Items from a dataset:

--- START ---

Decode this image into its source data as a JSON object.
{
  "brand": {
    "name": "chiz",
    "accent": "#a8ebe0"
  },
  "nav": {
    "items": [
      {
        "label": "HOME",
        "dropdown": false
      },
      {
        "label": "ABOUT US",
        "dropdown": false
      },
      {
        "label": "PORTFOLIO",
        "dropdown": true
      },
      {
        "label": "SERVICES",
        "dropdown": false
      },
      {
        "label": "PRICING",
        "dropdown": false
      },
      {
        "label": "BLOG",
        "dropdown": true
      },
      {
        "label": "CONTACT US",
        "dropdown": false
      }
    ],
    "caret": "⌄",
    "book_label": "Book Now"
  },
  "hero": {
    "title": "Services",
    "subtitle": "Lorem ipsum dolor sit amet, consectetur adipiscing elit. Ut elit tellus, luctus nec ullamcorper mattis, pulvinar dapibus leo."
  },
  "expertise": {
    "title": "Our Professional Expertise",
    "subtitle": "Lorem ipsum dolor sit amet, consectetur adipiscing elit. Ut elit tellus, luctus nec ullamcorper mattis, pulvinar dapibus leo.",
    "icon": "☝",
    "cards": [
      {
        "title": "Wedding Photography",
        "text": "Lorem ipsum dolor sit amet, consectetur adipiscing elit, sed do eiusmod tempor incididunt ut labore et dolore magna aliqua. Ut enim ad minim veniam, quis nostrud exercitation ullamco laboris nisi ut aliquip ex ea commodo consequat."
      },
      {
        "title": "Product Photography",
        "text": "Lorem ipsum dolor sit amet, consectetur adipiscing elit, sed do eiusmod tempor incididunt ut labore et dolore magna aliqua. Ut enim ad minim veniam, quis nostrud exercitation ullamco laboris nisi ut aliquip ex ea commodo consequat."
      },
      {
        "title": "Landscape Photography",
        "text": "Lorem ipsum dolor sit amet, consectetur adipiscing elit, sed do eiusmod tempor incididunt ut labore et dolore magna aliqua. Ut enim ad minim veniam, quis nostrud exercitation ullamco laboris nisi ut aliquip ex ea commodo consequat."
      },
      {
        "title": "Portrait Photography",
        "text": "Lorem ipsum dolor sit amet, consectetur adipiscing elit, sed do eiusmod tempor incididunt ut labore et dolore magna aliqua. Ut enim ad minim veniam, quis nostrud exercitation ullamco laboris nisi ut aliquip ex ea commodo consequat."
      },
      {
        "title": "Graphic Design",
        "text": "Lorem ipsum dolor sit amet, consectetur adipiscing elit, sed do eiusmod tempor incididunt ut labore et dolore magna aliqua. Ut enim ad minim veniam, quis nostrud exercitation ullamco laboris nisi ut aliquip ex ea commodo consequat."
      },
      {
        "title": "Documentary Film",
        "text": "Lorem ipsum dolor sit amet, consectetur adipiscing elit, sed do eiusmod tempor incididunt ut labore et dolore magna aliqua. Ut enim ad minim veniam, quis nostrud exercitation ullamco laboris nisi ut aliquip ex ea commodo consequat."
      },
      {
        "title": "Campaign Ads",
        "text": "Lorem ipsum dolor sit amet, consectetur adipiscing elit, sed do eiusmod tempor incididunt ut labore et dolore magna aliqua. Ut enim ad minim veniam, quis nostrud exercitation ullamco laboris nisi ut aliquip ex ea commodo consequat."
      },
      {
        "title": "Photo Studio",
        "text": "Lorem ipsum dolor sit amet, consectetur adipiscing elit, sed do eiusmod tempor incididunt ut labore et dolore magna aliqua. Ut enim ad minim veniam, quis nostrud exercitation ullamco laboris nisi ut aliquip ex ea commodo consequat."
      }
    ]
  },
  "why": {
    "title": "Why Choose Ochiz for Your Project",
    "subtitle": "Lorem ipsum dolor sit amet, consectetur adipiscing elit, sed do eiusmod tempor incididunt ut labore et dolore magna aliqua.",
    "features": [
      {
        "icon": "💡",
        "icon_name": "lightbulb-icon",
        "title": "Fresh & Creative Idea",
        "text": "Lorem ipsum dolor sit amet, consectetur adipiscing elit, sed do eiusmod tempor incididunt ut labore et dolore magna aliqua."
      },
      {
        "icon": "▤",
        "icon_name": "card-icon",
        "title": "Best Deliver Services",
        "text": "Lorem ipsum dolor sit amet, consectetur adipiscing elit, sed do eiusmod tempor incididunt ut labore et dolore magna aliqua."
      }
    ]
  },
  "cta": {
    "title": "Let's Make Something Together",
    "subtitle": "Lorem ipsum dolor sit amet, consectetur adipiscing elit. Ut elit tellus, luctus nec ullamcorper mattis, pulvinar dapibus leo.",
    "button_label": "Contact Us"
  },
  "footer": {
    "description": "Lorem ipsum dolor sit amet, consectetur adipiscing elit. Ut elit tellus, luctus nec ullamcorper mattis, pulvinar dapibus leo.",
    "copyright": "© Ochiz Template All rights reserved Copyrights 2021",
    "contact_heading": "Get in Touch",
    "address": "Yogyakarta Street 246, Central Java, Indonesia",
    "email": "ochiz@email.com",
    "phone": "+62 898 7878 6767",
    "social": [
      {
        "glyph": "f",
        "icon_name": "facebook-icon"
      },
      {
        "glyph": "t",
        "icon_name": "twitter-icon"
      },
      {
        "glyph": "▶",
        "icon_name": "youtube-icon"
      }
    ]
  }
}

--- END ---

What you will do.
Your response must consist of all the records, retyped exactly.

Solution below.
Decode this image into its source data as a JSON object.
{
  "brand": {
    "name": "chiz",
    "accent": "#a8ebe0"
  },
  "nav": {
    "items": [
      {
        "label": "HOME",
        "dropdown": false
      },
      {
        "label": "ABOUT US",
        "dropdown": false
      },
      {
        "label": "PORTFOLIO",
        "dropdown": true
      },
      {
        "label": "SERVICES",
        "dropdown": false
      },
      {
        "label": "PRICING",
        "dropdown": false
      },
      {
        "label": "BLOG",
        "dropdown": true
      },
      {
        "label": "CONTACT US",
        "dropdown": false
      }
    ],
    "caret": "⌄",
    "book_label": "Book Now"
  },
  "hero": {
    "title": "Services",
    "subtitle": "Lorem ipsum dolor sit amet, consectetur adipiscing elit. Ut elit tellus, luctus nec ullamcorper mattis, pulvinar dapibus leo."
  },
  "expertise": {
    "title": "Our Professional Expertise",
    "subtitle": "Lorem ipsum dolor sit amet, consectetur adipiscing elit. Ut elit tellus, luctus nec ullamcorper mattis, pulvinar dapibus leo.",
    "icon": "☝",
    "cards": [
      {
        "title": "Wedding Photography",
        "text": "Lorem ipsum dolor sit amet, consectetur adipiscing elit, sed do eiusmod tempor incididunt ut labore et dolore magna aliqua. Ut enim ad minim veniam, quis nostrud exercitation ullamco laboris nisi ut aliquip ex ea commodo consequat."
      },
      {
        "title": "Product Photography",
        "text": "Lorem ipsum dolor sit amet, consectetur adipiscing elit, sed do eiusmod tempor incididunt ut labore et dolore magna aliqua. Ut enim ad minim veniam, quis nostrud exercitation ullamco laboris nisi ut aliquip ex ea commodo consequat."
      },
      {
        "title": "Landscape Photography",
        "text": "Lorem ipsum dolor sit amet, consectetur adipiscing elit, sed do eiusmod tempor incididunt ut labore et dolore magna aliqua. Ut enim ad minim veniam, quis nostrud exercitation ullamco laboris nisi ut aliquip ex ea commodo consequat."
      },
      {
        "title": "Portrait Photography",
        "text": "Lorem ipsum dolor sit amet, consectetur adipiscing elit, sed do eiusmod tempor incididunt ut labore et dolore magna aliqua. Ut enim ad minim veniam, quis nostrud exercitation ullamco laboris nisi ut aliquip ex ea commodo consequat."
      },
      {
        "title": "Graphic Design",
        "text": "Lorem ipsum dolor sit amet, consectetur adipiscing elit, sed do eiusmod tempor incididunt ut labore et dolore magna aliqua. Ut enim ad minim veniam, quis nostrud exercitation ullamco laboris nisi ut aliquip ex ea commodo consequat."
      },
      {
        "title": "Documentary Film",
        "text": "Lorem ipsum dolor sit amet, consectetur adipiscing elit, sed do eiusmod tempor incididunt ut labore et dolore magna aliqua. Ut enim ad minim veniam, quis nostrud exercitation ullamco laboris nisi ut aliquip ex ea commodo consequat."
      },
      {
        "title": "Campaign Ads",
        "text": "Lorem ipsum dolor sit amet, consectetur adipiscing elit, sed do eiusmod tempor incididunt ut labore et dolore magna aliqua. Ut enim ad minim veniam, quis nostrud exercitation ullamco laboris nisi ut aliquip ex ea commodo consequat."
      },
      {
        "title": "Photo Studio",
        "text": "Lorem ipsum dolor sit amet, consectetur adipiscing elit, sed do eiusmod tempor incididunt ut labore et dolore magna aliqua. Ut enim ad minim veniam, quis nostrud exercitation ullamco laboris nisi ut aliquip ex ea commodo consequat."
      }
    ]
  },
  "why": {
    "title": "Why Choose Ochiz for Your Project",
    "subtitle": "Lorem ipsum dolor sit amet, consectetur adipiscing elit, sed do eiusmod tempor incididunt ut labore et dolore magna aliqua.",
    "features": [
      {
        "icon": "💡",
        "icon_name": "lightbulb-icon",
        "title": "Fresh & Creative Idea",
        "text": "Lorem ipsum dolor sit amet, consectetur adipiscing elit, sed do eiusmod tempor incididunt ut labore et dolore magna aliqua."
      },
      {
        "icon": "▤",
        "icon_name": "card-icon",
        "title": "Best Deliver Services",
        "text": "Lorem ipsum dolor sit amet, consectetur adipiscing elit, sed do eiusmod tempor incididunt ut labore et dolore magna aliqua."
      }
    ]
  },
  "cta": {
    "title": "Let's Make Something Together",
    "subtitle": "Lorem ipsum dolor sit amet, consectetur adipiscing elit. Ut elit tellus, luctus nec ullamcorper mattis, pulvinar dapibus leo.",
    "button_label": "Contact Us"
  },
  "footer": {
    "description": "Lorem ipsum dolor sit amet, consectetur adipiscing elit. Ut elit tellus, luctus nec ullamcorper mattis, pulvinar dapibus leo.",
    "copyright": "© Ochiz Template All rights reserved Copyrights 2021",
    "contact_heading": "Get in Touch",
    "address": "Yogyakarta Street 246, Central Java, Indonesia",
    "email": "ochiz@email.com",
    "phone": "+62 898 7878 6767",
    "social": [
      {
        "glyph": "f",
        "icon_name": "facebook-icon"
      },
      {
        "glyph": "t",
        "icon_name": "twitter-icon"
      },
      {
        "glyph": "▶",
        "icon_name": "youtube-icon"
      }
    ]
  }
}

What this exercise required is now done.